What is required —
Count the lines in the data below that have "body" in them, and reply with only that number.

[Data extracted from a collection]
··········
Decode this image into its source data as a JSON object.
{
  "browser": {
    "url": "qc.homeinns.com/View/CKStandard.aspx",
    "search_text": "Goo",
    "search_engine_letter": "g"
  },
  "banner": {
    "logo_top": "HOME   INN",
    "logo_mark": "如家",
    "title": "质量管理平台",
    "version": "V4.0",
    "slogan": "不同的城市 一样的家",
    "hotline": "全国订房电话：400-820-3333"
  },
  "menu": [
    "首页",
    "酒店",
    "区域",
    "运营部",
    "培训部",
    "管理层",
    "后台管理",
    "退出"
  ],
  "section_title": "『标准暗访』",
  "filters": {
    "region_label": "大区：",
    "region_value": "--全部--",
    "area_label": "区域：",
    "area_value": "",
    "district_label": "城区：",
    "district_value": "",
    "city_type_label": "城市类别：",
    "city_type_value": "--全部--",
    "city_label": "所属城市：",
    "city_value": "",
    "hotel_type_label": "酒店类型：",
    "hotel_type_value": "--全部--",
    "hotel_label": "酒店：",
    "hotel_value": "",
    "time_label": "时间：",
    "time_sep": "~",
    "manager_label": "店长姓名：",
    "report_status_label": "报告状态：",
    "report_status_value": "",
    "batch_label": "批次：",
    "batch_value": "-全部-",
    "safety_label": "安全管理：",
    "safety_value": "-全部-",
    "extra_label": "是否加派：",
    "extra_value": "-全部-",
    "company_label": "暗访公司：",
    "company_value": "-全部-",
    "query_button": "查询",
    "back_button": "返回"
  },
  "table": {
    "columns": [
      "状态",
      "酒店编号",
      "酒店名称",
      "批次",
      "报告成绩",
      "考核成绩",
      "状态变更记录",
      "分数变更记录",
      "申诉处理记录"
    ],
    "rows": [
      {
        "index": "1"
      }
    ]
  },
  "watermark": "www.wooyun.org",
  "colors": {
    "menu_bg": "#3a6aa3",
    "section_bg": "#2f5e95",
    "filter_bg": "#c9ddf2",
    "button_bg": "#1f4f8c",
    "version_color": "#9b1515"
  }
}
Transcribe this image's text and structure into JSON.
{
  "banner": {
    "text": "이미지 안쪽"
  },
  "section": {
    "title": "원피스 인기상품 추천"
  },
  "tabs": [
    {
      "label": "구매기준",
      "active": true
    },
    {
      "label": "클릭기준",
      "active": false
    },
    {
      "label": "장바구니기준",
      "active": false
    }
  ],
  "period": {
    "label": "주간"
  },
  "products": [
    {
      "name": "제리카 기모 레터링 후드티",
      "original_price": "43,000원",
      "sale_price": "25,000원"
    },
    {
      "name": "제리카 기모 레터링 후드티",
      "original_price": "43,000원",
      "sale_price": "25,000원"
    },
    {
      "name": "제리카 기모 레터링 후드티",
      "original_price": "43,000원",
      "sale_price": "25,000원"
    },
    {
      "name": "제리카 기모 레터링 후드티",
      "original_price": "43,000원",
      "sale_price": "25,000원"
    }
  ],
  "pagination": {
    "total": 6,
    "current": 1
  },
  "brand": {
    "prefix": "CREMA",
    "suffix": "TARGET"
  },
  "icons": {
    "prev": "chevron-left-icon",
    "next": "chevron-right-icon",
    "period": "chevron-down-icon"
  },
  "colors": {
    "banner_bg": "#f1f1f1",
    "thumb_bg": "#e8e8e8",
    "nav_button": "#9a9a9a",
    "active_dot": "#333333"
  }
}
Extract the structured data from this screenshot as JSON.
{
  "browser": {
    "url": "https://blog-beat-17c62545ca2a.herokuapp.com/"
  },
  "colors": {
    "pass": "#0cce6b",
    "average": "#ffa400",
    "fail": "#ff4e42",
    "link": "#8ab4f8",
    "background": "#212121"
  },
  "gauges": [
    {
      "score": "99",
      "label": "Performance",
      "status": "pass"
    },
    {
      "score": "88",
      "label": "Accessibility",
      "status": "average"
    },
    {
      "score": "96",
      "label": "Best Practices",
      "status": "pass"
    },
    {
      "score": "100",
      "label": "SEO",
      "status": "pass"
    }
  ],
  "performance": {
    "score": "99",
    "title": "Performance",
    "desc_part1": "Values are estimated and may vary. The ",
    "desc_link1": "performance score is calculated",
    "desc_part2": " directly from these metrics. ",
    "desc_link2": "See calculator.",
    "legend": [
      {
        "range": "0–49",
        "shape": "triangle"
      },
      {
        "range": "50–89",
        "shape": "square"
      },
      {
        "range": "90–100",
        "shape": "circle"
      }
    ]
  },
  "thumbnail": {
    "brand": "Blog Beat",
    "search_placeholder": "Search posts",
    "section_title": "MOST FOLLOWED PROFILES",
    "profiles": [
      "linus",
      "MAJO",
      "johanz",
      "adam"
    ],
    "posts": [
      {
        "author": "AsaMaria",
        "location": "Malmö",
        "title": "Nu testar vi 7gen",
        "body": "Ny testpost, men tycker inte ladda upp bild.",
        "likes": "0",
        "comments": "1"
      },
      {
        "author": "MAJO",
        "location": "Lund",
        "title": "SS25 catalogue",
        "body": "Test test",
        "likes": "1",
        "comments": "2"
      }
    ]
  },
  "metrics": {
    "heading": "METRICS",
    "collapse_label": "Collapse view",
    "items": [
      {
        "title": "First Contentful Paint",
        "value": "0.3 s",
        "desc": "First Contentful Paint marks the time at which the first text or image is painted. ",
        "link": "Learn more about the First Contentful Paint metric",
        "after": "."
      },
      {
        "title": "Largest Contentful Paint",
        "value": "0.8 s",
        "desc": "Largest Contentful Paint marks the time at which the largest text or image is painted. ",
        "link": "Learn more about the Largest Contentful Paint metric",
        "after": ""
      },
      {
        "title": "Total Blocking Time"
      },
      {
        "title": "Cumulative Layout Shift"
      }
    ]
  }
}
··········
Solved exercise —
2